News

Actions

School accused of throwing away lunches

Posted at 10:28 AM, May 08, 2018
and last updated 2018-05-08 10:28:38-04

STANLEY, WI (WQOW/CNN) - Parents in Wisconsin are furious that students without enough money are allegedly not being allowed to eat school lunches.

Children at Stanley Boyd High School said employees are confronting students without money in their accounts and throwing their food in the trash after they get it.

Superintendent Jim Jones said the school district has been cracking down on lunch accounts that hit zero.

While he said they've been offering those students an "alternative" lunch, students and parents claim otherwise.

Jones said students' food were not tossed in the trash.

“We have not physically, no employee at the district has physically taken a lunch and thrown it in the garbage, no.” Jones said.

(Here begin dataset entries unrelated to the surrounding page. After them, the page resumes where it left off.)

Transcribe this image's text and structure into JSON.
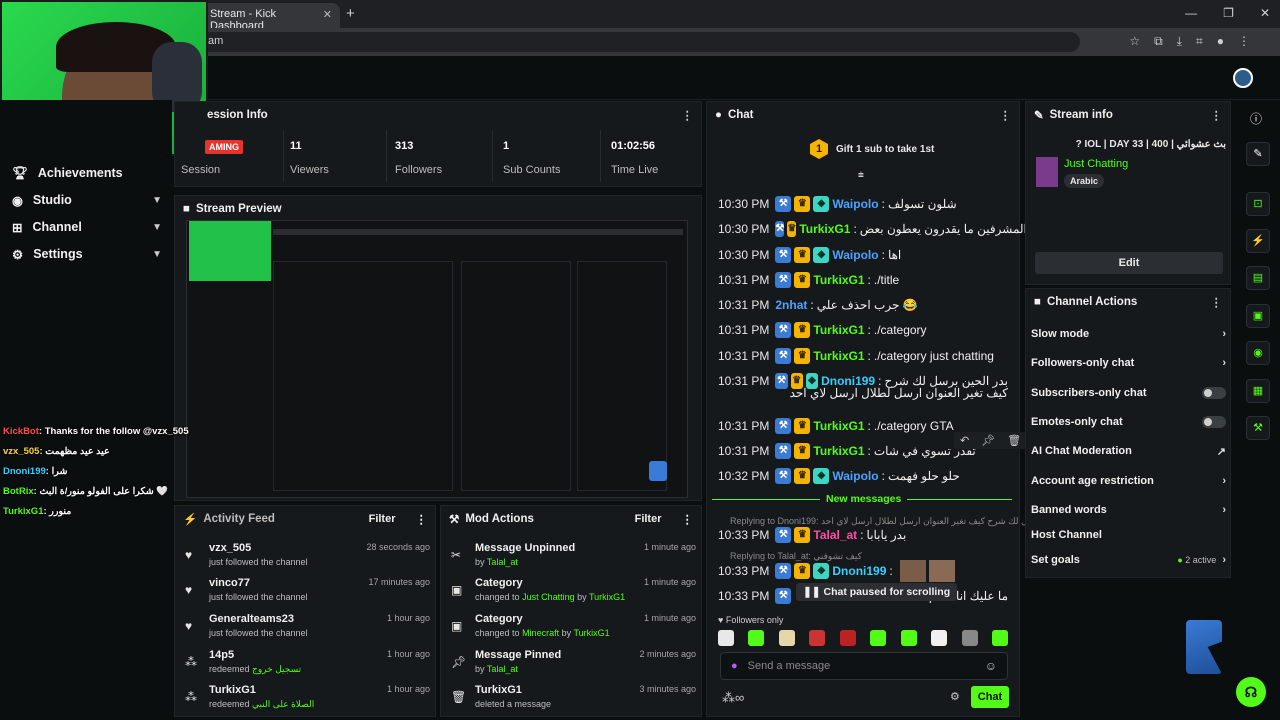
{
  "browser": {
    "tab_title": "Stream - Kick Dashboard",
    "url": "am"
  },
  "sidebar": {
    "items": [
      {
        "label": "Achievements"
      },
      {
        "label": "Studio"
      },
      {
        "label": "Channel"
      },
      {
        "label": "Settings"
      }
    ]
  },
  "session": {
    "title": "ession Info",
    "badge": "AMING",
    "session_label": "Session",
    "stats": [
      {
        "value": "11",
        "label": "Viewers"
      },
      {
        "value": "313",
        "label": "Followers"
      },
      {
        "value": "1",
        "label": "Sub Counts"
      },
      {
        "value": "01:02:56",
        "label": "Time Live"
      }
    ]
  },
  "preview": {
    "title": "Stream Preview"
  },
  "activity": {
    "title": "Activity Feed",
    "filter": "Filter",
    "items": [
      {
        "name": "vzx_505",
        "sub": "just followed the channel",
        "time": "28 seconds ago"
      },
      {
        "name": "vinco77",
        "sub": "just followed the channel",
        "time": "17 minutes ago"
      },
      {
        "name": "Generalteams23",
        "sub": "just followed the channel",
        "time": "1 hour ago"
      },
      {
        "name": "14p5",
        "sub": "redeemed",
        "extra": "تسجيل خروج",
        "time": "1 hour ago"
      },
      {
        "name": "TurkixG1",
        "sub": "redeemed",
        "extra": "الصلاة على النبي",
        "time": "1 hour ago"
      }
    ]
  },
  "mod": {
    "title": "Mod Actions",
    "filter": "Filter",
    "items": [
      {
        "name": "Message Unpinned",
        "by": "by",
        "who": "Talal_at",
        "time": "1 minute ago"
      },
      {
        "name": "Category",
        "by": "changed to",
        "who": "Just Chatting",
        "by2": "by",
        "who2": "TurkixG1",
        "time": "1 minute ago"
      },
      {
        "name": "Category",
        "by": "changed to",
        "who": "Minecraft",
        "by2": "by",
        "who2": "TurkixG1",
        "time": "1 minute ago"
      },
      {
        "name": "Message Pinned",
        "by": "by",
        "who": "Talal_at",
        "time": "2 minutes ago"
      },
      {
        "name": "TurkixG1",
        "by": "deleted a message",
        "time": "3 minutes ago"
      }
    ]
  },
  "chat": {
    "title": "Chat",
    "gift_num": "1",
    "gift_text": "Gift 1 sub to take 1st",
    "messages": [
      {
        "time": "10:30 PM",
        "user": "Waipolo",
        "color": "blue",
        "text": "شلون تسولف",
        "badges": "mcv"
      },
      {
        "time": "10:30 PM",
        "user": "TurkixG1",
        "color": "green",
        "text": "المشرفين ما يقدرون يعطون بعض",
        "badges": "mc"
      },
      {
        "time": "10:30 PM",
        "user": "Waipolo",
        "color": "blue",
        "text": "اها",
        "badges": "mcv"
      },
      {
        "time": "10:31 PM",
        "user": "TurkixG1",
        "color": "green",
        "text": "./title",
        "badges": "mc"
      },
      {
        "time": "10:31 PM",
        "user": "2nhat",
        "color": "blue",
        "text": "جرب احذف علي 😂",
        "badges": ""
      },
      {
        "time": "10:31 PM",
        "user": "TurkixG1",
        "color": "green",
        "text": "./category",
        "badges": "mc"
      },
      {
        "time": "10:31 PM",
        "user": "TurkixG1",
        "color": "green",
        "text": "./category just chatting",
        "badges": "mc"
      },
      {
        "time": "10:31 PM",
        "user": "Dnoni199",
        "color": "cyan",
        "text": "بدر الحين برسل لك شرح",
        "badges": "mcv"
      },
      {
        "time": "10:31 PM",
        "user": "TurkixG1",
        "color": "green",
        "text": "./category GTA",
        "badges": "mc"
      },
      {
        "time": "10:31 PM",
        "user": "TurkixG1",
        "color": "green",
        "text": "تقدر تسوي في شات",
        "badges": "mc"
      },
      {
        "time": "10:32 PM",
        "user": "Waipolo",
        "color": "blue",
        "text": "حلو حلو فهمت",
        "badges": "mcv"
      }
    ],
    "wrap_line": "كيف تغير العنوان ارسل لطلال ارسل لاي احد",
    "new_messages": "New messages",
    "reply1": "Replying to Dnoni199:",
    "reply1_text": "الحين برسل لك شرح كيف تغير العنوان ارسل لطلال ارسل لاي احد",
    "msg_after1": {
      "time": "10:33 PM",
      "user": "Talal_at",
      "text": "بدر يابابا"
    },
    "reply2": "Replying to Talal_at:",
    "reply2_text": "كيف تشوفني",
    "msg_after2": {
      "time": "10:33 PM",
      "user": "Dnoni199"
    },
    "msg_after3": {
      "time": "10:33 PM",
      "text": "ما عليك انا فاهم"
    },
    "paused": "Chat paused for scrolling",
    "followers_only": "Followers only",
    "placeholder": "Send a message",
    "send": "Chat"
  },
  "stream_info": {
    "title": "Stream info",
    "stream_title": "بث عشوائي | IOL | DAY 33 | 400 ?",
    "category": "Just Chatting",
    "language": "Arabic",
    "edit": "Edit"
  },
  "channel_actions": {
    "title": "Channel Actions",
    "items": [
      {
        "label": "Slow mode",
        "kind": "arrow"
      },
      {
        "label": "Followers-only chat",
        "kind": "arrow"
      },
      {
        "label": "Subscribers-only chat",
        "kind": "toggle"
      },
      {
        "label": "Emotes-only chat",
        "kind": "toggle"
      },
      {
        "label": "AI Chat Moderation",
        "kind": "ext"
      },
      {
        "label": "Account age restriction",
        "kind": "arrow"
      },
      {
        "label": "Banned words",
        "kind": "arrow"
      },
      {
        "label": "Host Channel",
        "kind": "none"
      },
      {
        "label": "Set goals",
        "kind": "arrow",
        "extra": "2 active"
      }
    ]
  },
  "overlay_chat": [
    {
      "user": "KickBot",
      "text": "Thanks for the follow @vzx_505",
      "color": "#ff4d4d"
    },
    {
      "user": "vzx_505",
      "text": "عيد عيد مظهمت",
      "color": "#ffd43b"
    },
    {
      "user": "Dnoni199",
      "text": "شرا",
      "color": "#35d0ff"
    },
    {
      "user": "BotRix",
      "text": "شكرا على الفولو منور/ة البث 🤍",
      "color": "#53fc18"
    },
    {
      "user": "TurkixG1",
      "text": "منورر",
      "color": "#53fc18"
    }
  ]
}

“I guess I would have to call him a liar because he says straight up he's never done that and his staff doesn't do it, that's not true because we've as students have seen it happen," said a student at Stanley Boyd who did not give his name fearing he could get in trouble.

He said he's seen this happen first hand.

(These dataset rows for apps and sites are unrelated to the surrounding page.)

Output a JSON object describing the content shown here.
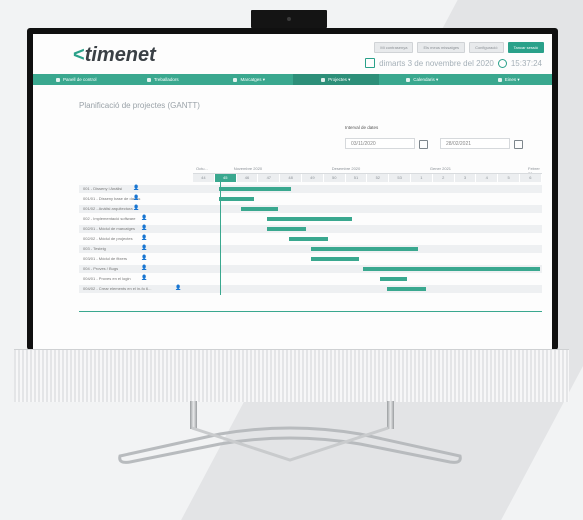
{
  "app": {
    "logo_text": "timenet",
    "logo_mark": "<"
  },
  "header": {
    "buttons": [
      {
        "label": "Mi contrasenya",
        "primary": false
      },
      {
        "label": "Els meus missatges",
        "primary": false
      },
      {
        "label": "Configuració",
        "primary": false
      },
      {
        "label": "Tancar sessió",
        "primary": true
      }
    ],
    "date": "dimarts 3 de novembre del 2020",
    "time": "15:37:24"
  },
  "nav": [
    {
      "label": "Panell de control",
      "active": false
    },
    {
      "label": "Treballadors",
      "active": false
    },
    {
      "label": "Marcatges ▾",
      "active": false
    },
    {
      "label": "Projectes ▾",
      "active": true
    },
    {
      "label": "Calendaris ▾",
      "active": false
    },
    {
      "label": "Eines ▾",
      "active": false
    }
  ],
  "page": {
    "title": "Planificació de projectes (GANTT)"
  },
  "filter": {
    "label": "Interval de dates",
    "from": "03/11/2020",
    "to": "28/02/2021"
  },
  "gantt": {
    "periods": [
      {
        "label": "Octu..."
      },
      {
        "label": "Novembre 2020"
      },
      {
        "label": "Desembre 2020"
      },
      {
        "label": "Gener 2021"
      },
      {
        "label": "Febrer 20"
      }
    ],
    "weeks": [
      "44",
      "45",
      "46",
      "47",
      "48",
      "49",
      "50",
      "51",
      "52",
      "53",
      "1",
      "2",
      "3",
      "4",
      "5",
      "6"
    ],
    "tasks": [
      {
        "name": "001 - Disseny i Anàlisi",
        "start": 1.2,
        "end": 4.5
      },
      {
        "name": "001/01 - Disseny base de dades",
        "start": 1.2,
        "end": 2.8
      },
      {
        "name": "001/02 - Anàlisi arquitectura",
        "start": 2.2,
        "end": 3.9
      },
      {
        "name": "002 - Implementació software",
        "start": 3.4,
        "end": 7.3
      },
      {
        "name": "002/01 - Mòdul de marcatges",
        "start": 3.4,
        "end": 5.2
      },
      {
        "name": "002/02 - Mòdul de projectes",
        "start": 4.4,
        "end": 6.2
      },
      {
        "name": "003 - Testeig",
        "start": 5.4,
        "end": 10.3
      },
      {
        "name": "003/01 - Mòdul de fitxers",
        "start": 5.4,
        "end": 7.6
      },
      {
        "name": "004 - Proves / Bugs",
        "start": 7.8,
        "end": 15.9
      },
      {
        "name": "004/01 - Proves en el login",
        "start": 8.6,
        "end": 9.8
      },
      {
        "name": "004/02 - Crear elements en el in-fo 6...",
        "start": 8.9,
        "end": 10.7
      }
    ]
  },
  "colors": {
    "accent": "#3aa88f",
    "accent_dark": "#2d8f79"
  }
}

“So this special needs student sat down and was eating lunch. He grabbed his tray and said 'you don't have any money in your account' and dumped his tray in the garbage and he did not offer him an alternate food option,” the student said.

The student said it was the principal, Jeffery Koenig, who tossed the food.

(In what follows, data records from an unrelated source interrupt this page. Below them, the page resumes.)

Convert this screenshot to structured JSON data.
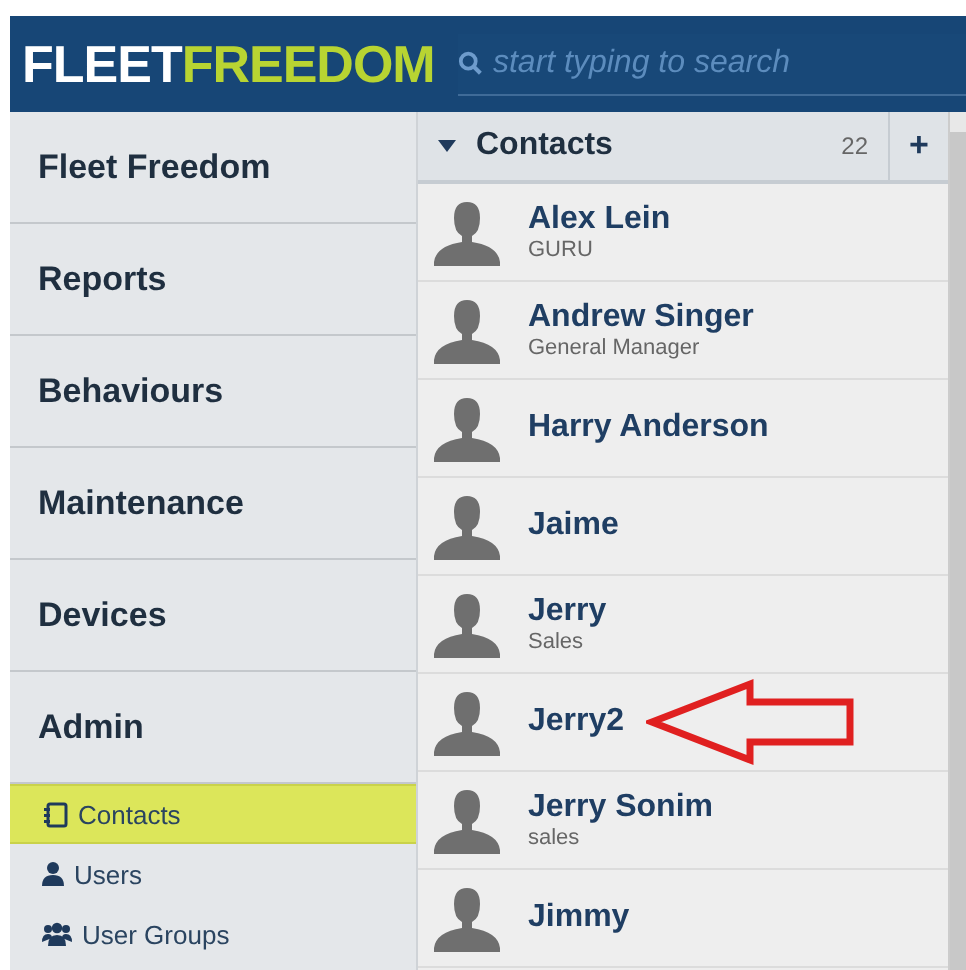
{
  "header": {
    "logo_left": "FLEET",
    "logo_right": "FREEDOM",
    "search": {
      "placeholder": "start typing to search"
    }
  },
  "sidebar": {
    "sections": [
      {
        "label": "Fleet Freedom"
      },
      {
        "label": "Reports"
      },
      {
        "label": "Behaviours"
      },
      {
        "label": "Maintenance"
      },
      {
        "label": "Devices"
      },
      {
        "label": "Admin"
      }
    ],
    "items": [
      {
        "label": "Contacts",
        "kind": "contacts",
        "selected": true
      },
      {
        "label": "Users",
        "kind": "user",
        "selected": false
      },
      {
        "label": "User Groups",
        "kind": "group",
        "selected": false
      }
    ]
  },
  "contacts": {
    "title": "Contacts",
    "count": "22",
    "add": "+",
    "expanded": true,
    "rows": [
      {
        "name": "Alex Lein",
        "subtitle": "GURU"
      },
      {
        "name": "Andrew Singer",
        "subtitle": "General Manager"
      },
      {
        "name": "Harry Anderson"
      },
      {
        "name": "Jaime"
      },
      {
        "name": "Jerry",
        "subtitle": "Sales"
      },
      {
        "name": "Jerry2",
        "annotated": true
      },
      {
        "name": "Jerry Sonim",
        "subtitle": "sales"
      },
      {
        "name": "Jimmy"
      }
    ]
  }
}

Denise Hoffstatter also heard about this happening and decided to confront the school board on April 23.

“One of the administrators guaranteed me, 'Denise, I promise you this has only happened once and it was some nachos,' " Hoffstatter said she was told.

Koenig said his quote was "we can ensure that every kid has a free education but we cannot ensure free meals."

Parents said staff members eat in the cafeteria for free, so it's unfair for them to throw away student lunches.

They plan to confront the board at its next meeting at on May 28.

Copyright 2018 WQOW via CNN. All rights reserved.